26.11.2015 | European Geosciences Union

All articles from Earth Sciences >>>

The most recent press releases about innovation >>>

Die letzten 5 Focus-News des innovations-reports im Überblick:

Im Focus: Climate study finds evidence of global shift in the 1980s

Planet Earth experienced a global climate shift in the late 1980s on an unprecedented scale, fuelled by anthropogenic warming and a volcanic eruption, according to new research published this week.

Scientists say that a major step change, or ‘regime shift’, in the Earth’s biophysical systems, from the upper atmosphere to the depths of the ocean and from...

Im Focus: Innovative Photovoltaics – from the Lab to the Façade

Fraunhofer ISE Demonstrates New Cell and Module Technologies on its Outer Building Façade

The Fraunhofer Institute for Solar Energy Systems ISE has installed 70 photovoltaic modules on the outer façade of one of its lab buildings. The modules were...

Im Focus: Lactate for Brain Energy

Nerve cells cover their high energy demand with glucose and lactate. Scientists of the University of Zurich now provide new support for this. They show for the first time in the intact mouse brain evidence for an exchange of lactate between different brain cells. With this study they were able to confirm a 20-year old hypothesis.

In comparison to other organs, the human brain has the highest energy requirements. The supply of energy for nerve cells and the particular role of lactic acid...

Im Focus: Laser process simulation available as app for first time

In laser material processing, the simulation of processes has made great strides over the past few years. Today, the software can predict relatively well what will happen on the workpiece. Unfortunately, it is also highly complex and requires a lot of computing time. Thanks to clever simplification, experts from Fraunhofer ILT are now able to offer the first-ever simulation software that calculates processes in real time and also runs on tablet computers and smartphones. The fast software enables users to do without expensive experiments and to find optimum process parameters even more effectively.

Before now, the reliable simulation of laser processes was a job for experts. Armed with sophisticated software packages and after many hours on computer...

Im Focus: Quantum Simulation: A Better Understanding of Magnetism

Heidelberg physicists use ultracold atoms to imitate the behaviour of electrons in a solid

Researchers at Heidelberg University have devised a new way to study the phenomenon of magnetism.
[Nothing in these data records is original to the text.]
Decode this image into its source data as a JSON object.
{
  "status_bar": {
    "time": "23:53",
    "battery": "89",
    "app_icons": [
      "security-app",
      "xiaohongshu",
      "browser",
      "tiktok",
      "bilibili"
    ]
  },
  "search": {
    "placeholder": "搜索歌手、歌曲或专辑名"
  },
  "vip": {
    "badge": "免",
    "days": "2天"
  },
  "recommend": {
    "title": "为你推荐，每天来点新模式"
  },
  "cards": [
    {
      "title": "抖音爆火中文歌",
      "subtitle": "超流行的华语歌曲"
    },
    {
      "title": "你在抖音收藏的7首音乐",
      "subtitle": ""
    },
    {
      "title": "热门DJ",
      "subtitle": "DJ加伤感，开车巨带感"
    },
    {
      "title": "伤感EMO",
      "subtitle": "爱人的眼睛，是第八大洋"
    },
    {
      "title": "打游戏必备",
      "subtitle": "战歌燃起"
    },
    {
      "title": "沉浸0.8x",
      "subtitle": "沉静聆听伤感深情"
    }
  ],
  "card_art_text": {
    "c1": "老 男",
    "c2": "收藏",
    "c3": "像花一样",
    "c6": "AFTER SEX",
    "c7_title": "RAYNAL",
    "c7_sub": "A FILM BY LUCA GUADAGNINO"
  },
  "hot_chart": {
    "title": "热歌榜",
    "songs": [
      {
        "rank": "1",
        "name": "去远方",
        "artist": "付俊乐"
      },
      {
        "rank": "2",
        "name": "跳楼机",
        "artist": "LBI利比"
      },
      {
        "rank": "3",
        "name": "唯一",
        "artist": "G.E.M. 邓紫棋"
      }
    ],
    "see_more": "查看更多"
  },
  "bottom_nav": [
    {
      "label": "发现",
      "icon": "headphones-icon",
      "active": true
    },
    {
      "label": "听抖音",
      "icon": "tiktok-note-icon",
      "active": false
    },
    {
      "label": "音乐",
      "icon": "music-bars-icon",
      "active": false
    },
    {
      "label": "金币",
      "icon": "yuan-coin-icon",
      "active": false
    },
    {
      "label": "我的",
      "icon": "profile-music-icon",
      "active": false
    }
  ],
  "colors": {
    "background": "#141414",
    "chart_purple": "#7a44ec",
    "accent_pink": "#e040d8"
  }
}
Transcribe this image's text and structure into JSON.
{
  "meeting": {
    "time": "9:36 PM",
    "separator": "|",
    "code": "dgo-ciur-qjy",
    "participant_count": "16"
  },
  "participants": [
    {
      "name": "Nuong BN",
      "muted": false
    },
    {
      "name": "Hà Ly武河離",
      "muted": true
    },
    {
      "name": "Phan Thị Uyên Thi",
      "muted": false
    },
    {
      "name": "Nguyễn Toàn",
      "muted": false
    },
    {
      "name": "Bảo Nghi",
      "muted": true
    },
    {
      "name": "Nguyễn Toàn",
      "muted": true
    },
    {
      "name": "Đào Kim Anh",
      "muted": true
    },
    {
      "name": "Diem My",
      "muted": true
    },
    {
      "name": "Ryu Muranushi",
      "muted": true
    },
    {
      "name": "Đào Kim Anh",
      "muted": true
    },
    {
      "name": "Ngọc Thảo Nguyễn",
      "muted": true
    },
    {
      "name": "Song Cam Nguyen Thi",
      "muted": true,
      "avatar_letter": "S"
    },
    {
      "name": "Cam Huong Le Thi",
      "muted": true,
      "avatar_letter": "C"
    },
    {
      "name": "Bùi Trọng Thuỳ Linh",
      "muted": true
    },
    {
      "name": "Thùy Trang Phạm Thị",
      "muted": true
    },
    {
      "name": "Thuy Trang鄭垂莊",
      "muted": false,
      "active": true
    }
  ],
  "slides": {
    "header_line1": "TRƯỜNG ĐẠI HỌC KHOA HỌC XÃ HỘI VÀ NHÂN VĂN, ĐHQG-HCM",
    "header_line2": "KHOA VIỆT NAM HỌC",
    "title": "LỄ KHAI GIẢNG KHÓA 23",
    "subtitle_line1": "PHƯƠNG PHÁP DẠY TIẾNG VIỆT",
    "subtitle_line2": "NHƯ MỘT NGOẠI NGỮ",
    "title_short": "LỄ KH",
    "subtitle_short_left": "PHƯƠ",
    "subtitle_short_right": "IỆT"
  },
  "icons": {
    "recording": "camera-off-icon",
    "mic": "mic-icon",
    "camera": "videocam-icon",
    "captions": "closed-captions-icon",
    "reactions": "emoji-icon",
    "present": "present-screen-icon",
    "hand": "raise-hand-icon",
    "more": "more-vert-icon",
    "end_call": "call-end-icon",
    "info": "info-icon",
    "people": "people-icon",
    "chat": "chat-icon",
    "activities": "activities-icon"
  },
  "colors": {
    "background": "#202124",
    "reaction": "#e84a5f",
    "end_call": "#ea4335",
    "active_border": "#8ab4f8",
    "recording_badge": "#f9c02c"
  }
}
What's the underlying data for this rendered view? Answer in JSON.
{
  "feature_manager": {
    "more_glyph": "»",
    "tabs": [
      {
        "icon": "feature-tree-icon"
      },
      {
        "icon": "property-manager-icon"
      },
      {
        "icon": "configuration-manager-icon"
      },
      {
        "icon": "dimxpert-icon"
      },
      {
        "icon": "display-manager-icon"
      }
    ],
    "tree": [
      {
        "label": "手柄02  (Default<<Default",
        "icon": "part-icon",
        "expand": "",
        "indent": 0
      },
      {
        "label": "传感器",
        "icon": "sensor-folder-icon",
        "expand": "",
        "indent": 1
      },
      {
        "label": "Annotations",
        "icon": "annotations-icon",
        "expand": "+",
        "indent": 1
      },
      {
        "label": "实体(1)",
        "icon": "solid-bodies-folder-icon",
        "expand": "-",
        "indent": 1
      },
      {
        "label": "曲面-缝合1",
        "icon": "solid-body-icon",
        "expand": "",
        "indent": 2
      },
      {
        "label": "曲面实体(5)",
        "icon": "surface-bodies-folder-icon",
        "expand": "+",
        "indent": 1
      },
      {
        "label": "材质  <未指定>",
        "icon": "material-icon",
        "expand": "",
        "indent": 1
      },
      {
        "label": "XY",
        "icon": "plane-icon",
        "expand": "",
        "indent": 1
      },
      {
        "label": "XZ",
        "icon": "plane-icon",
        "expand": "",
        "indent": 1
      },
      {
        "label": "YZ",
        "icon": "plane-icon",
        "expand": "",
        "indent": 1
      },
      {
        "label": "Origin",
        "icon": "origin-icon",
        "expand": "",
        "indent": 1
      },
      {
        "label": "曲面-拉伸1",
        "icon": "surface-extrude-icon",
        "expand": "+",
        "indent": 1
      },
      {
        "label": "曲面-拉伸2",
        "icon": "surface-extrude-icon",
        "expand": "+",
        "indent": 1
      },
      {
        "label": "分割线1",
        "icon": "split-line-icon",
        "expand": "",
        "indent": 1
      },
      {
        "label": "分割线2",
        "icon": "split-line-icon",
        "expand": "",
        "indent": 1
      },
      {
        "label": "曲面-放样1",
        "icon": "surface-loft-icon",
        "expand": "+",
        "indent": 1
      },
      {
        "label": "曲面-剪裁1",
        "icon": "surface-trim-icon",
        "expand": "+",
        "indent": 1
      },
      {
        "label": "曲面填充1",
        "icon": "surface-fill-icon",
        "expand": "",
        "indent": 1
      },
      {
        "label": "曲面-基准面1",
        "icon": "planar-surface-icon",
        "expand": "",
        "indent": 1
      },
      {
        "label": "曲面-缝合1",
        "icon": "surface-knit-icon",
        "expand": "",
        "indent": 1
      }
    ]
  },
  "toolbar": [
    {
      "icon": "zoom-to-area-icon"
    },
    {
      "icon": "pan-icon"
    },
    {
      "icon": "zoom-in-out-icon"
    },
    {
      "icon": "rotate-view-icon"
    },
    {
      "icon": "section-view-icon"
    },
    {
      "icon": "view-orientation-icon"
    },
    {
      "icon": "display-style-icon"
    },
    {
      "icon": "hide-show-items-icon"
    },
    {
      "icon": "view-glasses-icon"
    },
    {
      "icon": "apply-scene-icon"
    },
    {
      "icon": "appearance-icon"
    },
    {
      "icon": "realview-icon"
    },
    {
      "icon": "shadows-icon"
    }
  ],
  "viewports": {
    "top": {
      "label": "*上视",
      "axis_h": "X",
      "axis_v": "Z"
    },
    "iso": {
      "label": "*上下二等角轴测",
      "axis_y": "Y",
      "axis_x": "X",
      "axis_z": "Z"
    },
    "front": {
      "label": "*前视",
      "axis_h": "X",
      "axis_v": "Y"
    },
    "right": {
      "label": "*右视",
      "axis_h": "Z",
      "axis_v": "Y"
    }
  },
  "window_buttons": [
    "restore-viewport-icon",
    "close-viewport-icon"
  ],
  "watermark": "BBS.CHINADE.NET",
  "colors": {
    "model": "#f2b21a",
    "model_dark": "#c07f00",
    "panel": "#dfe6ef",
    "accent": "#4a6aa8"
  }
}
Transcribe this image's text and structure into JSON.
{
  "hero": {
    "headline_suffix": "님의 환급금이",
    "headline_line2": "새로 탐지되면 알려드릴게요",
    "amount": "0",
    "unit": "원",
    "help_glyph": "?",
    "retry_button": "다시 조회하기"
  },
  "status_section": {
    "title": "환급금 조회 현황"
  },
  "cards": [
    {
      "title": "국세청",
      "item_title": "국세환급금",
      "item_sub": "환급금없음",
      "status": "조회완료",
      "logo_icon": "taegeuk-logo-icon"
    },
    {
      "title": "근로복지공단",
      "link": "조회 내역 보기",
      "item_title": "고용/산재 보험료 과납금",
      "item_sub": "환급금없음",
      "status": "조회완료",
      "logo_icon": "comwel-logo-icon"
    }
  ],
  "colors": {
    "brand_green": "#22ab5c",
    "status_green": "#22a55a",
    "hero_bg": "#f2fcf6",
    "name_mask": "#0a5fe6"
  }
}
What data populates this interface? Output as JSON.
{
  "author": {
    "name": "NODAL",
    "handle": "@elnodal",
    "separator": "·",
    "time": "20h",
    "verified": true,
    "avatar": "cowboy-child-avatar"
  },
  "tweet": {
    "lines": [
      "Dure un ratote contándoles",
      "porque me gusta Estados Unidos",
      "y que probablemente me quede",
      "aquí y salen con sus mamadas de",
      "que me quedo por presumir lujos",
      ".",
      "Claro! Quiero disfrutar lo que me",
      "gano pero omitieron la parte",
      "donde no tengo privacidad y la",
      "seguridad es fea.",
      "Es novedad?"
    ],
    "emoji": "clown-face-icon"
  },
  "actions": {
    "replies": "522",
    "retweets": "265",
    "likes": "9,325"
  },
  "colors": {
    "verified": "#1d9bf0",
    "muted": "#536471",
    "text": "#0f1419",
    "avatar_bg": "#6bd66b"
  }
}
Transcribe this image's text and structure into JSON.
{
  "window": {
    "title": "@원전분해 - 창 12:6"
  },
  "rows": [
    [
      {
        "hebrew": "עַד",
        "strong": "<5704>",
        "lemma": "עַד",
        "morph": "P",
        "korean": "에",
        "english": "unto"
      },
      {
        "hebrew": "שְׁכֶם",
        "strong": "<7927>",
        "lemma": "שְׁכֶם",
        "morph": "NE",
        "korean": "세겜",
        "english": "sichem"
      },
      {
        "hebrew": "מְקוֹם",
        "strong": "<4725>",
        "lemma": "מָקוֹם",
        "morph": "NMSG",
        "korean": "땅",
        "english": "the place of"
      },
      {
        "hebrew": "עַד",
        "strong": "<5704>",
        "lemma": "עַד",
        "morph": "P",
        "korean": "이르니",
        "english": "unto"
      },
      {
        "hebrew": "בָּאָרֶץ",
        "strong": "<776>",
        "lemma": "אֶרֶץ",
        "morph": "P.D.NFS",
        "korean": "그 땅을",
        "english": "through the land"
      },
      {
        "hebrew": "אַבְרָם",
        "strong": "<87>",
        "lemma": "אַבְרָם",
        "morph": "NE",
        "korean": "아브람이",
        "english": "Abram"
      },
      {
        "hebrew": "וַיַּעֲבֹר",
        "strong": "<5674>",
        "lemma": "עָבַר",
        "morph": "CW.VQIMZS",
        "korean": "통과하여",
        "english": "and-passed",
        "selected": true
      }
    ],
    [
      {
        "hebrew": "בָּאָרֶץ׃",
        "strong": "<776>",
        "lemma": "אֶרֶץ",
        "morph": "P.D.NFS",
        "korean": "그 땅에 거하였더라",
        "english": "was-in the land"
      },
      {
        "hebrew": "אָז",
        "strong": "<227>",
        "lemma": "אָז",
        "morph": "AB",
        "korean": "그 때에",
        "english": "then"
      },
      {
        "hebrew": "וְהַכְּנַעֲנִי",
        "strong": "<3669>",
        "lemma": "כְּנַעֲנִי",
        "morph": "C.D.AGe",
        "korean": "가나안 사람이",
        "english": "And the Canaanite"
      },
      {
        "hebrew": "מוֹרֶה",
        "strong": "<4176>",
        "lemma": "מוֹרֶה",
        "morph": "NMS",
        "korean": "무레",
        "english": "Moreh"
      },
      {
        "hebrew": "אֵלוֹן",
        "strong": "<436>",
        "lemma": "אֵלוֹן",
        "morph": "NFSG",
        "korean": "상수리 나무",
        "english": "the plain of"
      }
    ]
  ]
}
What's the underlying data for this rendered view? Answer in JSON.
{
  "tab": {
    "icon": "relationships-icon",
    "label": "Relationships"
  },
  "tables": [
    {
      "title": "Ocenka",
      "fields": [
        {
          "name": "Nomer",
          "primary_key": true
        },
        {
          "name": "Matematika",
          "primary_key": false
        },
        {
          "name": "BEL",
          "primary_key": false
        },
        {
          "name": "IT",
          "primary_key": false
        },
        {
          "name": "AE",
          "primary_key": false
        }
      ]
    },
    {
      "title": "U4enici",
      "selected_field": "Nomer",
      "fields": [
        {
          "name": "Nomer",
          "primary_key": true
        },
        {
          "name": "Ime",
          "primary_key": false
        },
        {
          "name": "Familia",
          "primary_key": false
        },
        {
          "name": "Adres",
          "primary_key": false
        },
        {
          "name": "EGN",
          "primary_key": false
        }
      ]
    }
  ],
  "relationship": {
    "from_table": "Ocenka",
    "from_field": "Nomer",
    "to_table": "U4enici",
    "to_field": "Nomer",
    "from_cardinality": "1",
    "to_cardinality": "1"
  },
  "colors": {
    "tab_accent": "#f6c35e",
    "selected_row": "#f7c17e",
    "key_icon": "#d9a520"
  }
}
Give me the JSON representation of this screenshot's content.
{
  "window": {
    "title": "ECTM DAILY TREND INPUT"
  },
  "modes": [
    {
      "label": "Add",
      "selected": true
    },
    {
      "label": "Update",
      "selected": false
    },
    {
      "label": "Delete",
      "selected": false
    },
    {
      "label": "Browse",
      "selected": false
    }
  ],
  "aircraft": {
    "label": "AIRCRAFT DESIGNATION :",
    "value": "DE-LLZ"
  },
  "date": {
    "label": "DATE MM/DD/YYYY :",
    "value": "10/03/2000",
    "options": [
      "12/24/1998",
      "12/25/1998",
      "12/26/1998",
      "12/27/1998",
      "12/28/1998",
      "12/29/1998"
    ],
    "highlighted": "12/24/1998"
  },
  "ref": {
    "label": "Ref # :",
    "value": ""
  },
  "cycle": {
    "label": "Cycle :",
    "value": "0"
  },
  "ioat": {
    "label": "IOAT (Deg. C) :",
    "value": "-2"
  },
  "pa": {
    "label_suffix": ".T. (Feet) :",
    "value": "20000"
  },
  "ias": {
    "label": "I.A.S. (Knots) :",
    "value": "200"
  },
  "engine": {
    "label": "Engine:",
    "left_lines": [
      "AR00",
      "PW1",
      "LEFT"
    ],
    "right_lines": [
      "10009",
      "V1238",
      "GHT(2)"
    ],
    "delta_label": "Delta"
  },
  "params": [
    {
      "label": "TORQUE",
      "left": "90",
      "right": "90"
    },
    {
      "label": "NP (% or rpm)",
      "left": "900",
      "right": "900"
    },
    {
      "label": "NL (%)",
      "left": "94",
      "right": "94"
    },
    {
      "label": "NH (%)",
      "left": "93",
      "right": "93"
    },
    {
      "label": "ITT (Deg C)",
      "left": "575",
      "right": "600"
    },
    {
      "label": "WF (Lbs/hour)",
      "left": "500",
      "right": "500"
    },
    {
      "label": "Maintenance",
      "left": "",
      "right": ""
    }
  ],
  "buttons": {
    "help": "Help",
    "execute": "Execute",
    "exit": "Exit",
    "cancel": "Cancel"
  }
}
Using ultracold atoms at near absolute zero, they prepared a...

All Focus news of the innovation-report >>>



Event News

Fraunhofer’s Urban Futures Conference: 2 days in the city of the future

25.11.2015 | Event News

Gluten oder nicht Gluten? Überempfindlichkeit auf Weizen kann unterschiedliche Ursachen haben

17.11.2015 | Event News

Art Collection Deutsche Börse zeigt Ausstellung „Traces of Disorder“

21.10.2015 | Event News

Latest News

Siemens to supply 126 megawatts to onshore wind power plants in Scotland

27.11.2015 | Press release

Two decades of training students and experts in tracking infectious disease

27.11.2015 | Life Sciences

Coming to a monitor near you: A defect-free, molecule-thick film

27.11.2015 | Materials Sciences

More VideoLinks >>>